He slumped up the big central staircase of the old mansion he was restoring, turned down the hall and hurried past buckets and drop-cloths, step ladders and stacks of paint cans and re-entered the bedroom. The musty but pleasing smell of fresh plaster was fading after a month. Soon, the painters would come and work on the next phase of the restoration.

The lanky old chocolate Labrador rose stiffly from his jumbled bed of foam and well-worn blankets near the chimney wall and padded over, toenails clicking on the hardwood to meet Ted at the door. He touched a cold nose to Ted’s hand and flicked a tongue tip to his fingers in greeting.

Brown absently scratched behind the big ears and stroked the wide head. Happy to get some response, the big dog glanced up with raised ears and inquisitive eyes to see if there was any chance of an early breakfast. Ted looked down at the silent pleading and smiled, then shook his head.

“You’ll have to wait,” he said sleepily, trying but failing to sound stern.

Ted  flopped back into bed, the damp sheets cold and clammy. He didn’t shift them around, welcoming the cold as a kind of reality that seemed to never be far from his life. Hearing the “wait” word he hated, the big animal realized there was no chance of food yet and moved back to his own bed. He collapsed with a disappointed grumble but held his eyes on Brown for a few seconds, unblinking. His eyes drooped and he plopped his big head down, tucked his nose behind curled paws and was asleep in seconds.

“Wish I could do that,” Brown said, glaring at the dog and then stared back up at the fine cracks in the horsehair plaster overhead. He knew it would be some time before he could do the same. Seeing the cracks depressed him, a reminder that the long process of restoring the house was not finished.

The red LED display of the clock radio said 4:47 a.m. He rolled out of bed, slipped into a T-shirt, robe and sweatpants, stuck his feet into a pair of slippers, and wandered out into the hall again and down the wide flight of stairs to the kitchen.

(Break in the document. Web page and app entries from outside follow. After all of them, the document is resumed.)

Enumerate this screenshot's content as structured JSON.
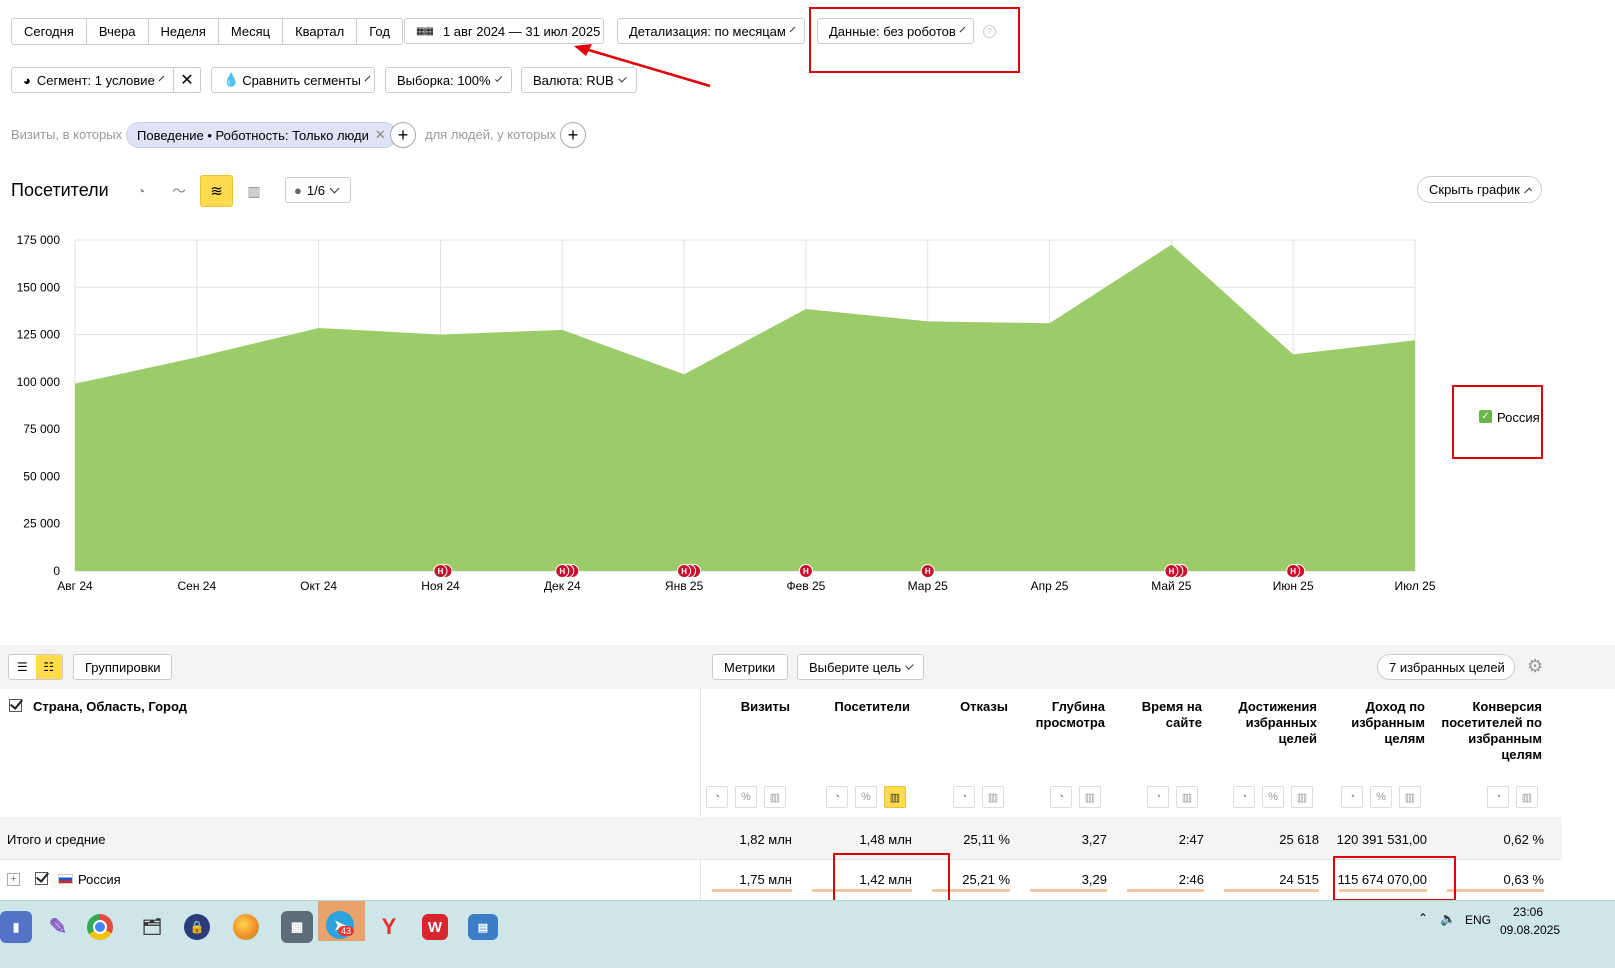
{
  "period_buttons": [
    "Сегодня",
    "Вчера",
    "Неделя",
    "Месяц",
    "Квартал",
    "Год"
  ],
  "date_range": "1 авг 2024 — 31 июл 2025",
  "detail_select": "Детализация: по месяцам",
  "data_select": "Данные: без роботов",
  "segment_select": "Сегмент: 1 условие",
  "compare_select": "Сравнить сегменты",
  "sample_select": "Выборка: 100%",
  "currency_select": "Валюта: RUB",
  "filter": {
    "prefix": "Визиты, в которых",
    "tag": "Поведение • Роботность: Только люди",
    "suffix": "для людей, у которых"
  },
  "chart_header": {
    "title": "Посетители",
    "annotations": "1/6",
    "hide_button": "Скрыть график"
  },
  "chart_data": {
    "type": "area",
    "title": "",
    "xlabel": "",
    "ylabel": "",
    "ylim": [
      0,
      175000
    ],
    "yticks": [
      "0",
      "25 000",
      "50 000",
      "75 000",
      "100 000",
      "125 000",
      "150 000",
      "175 000"
    ],
    "categories": [
      "Авг 24",
      "Сен 24",
      "Окт 24",
      "Ноя 24",
      "Дек 24",
      "Янв 25",
      "Фев 25",
      "Мар 25",
      "Апр 25",
      "Май 25",
      "Июн 25",
      "Июл 25"
    ],
    "series": [
      {
        "name": "Россия",
        "color": "#9ccc6a",
        "values": [
          99000,
          113000,
          128500,
          125000,
          127500,
          104000,
          138500,
          132000,
          131000,
          172500,
          114500,
          122000
        ]
      }
    ],
    "event_markers": [
      {
        "month": "Ноя 24",
        "count": 2
      },
      {
        "month": "Дек 24",
        "count": 3
      },
      {
        "month": "Янв 25",
        "count": 3
      },
      {
        "month": "Фев 25",
        "count": 1
      },
      {
        "month": "Мар 25",
        "count": 1
      },
      {
        "month": "Май 25",
        "count": 3
      },
      {
        "month": "Июн 25",
        "count": 2
      }
    ],
    "marker_letter": "Н",
    "grid": true,
    "legend_position": "right"
  },
  "table": {
    "groupings_button": "Группировки",
    "metrics_button": "Метрики",
    "goal_select": "Выберите цель",
    "favorites_button": "7 избранных целей",
    "dimension_header": "Страна, Область, Город",
    "columns": [
      "Визиты",
      "Посетители",
      "Отказы",
      "Глубина просмотра",
      "Время на сайте",
      "Достижения избранных целей",
      "Доход по избранным целям",
      "Конверсия посетителей по избранным целям"
    ],
    "totals": {
      "label": "Итого и средние",
      "values": [
        "1,82 млн",
        "1,48 млн",
        "25,11 %",
        "3,27",
        "2:47",
        "25 618",
        "120 391 531,00",
        "0,62 %"
      ]
    },
    "rows": [
      {
        "label": "Россия",
        "values": [
          "1,75 млн",
          "1,42 млн",
          "25,21 %",
          "3,29",
          "2:46",
          "24 515",
          "115 674 070,00",
          "0,63 %"
        ]
      }
    ]
  },
  "taskbar": {
    "telegram_badge": "43",
    "lang": "ENG",
    "time": "23:06",
    "date": "09.08.2025"
  }
}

A window taller than he was let more moonlight in to bathe the hall in blue and grey. There was enough light to see by.

As he descended, he remembered the dream and the memory of the woman. There was seldom a day that he didn’t think of her, or wonder where she was, whether she was safe and whether she ever thought of him.

He sighed once, put the tea kettle on the stove and sat at the kitchen table without turning on a light. The moon lit the room through the tall Victorian window, and he stared up at it, sadness settling in his gut.

The tea was ready. He poured and sipped it with no cream or sugar.

Bitter. The hot liquid burned his tongue.

He welcomed it.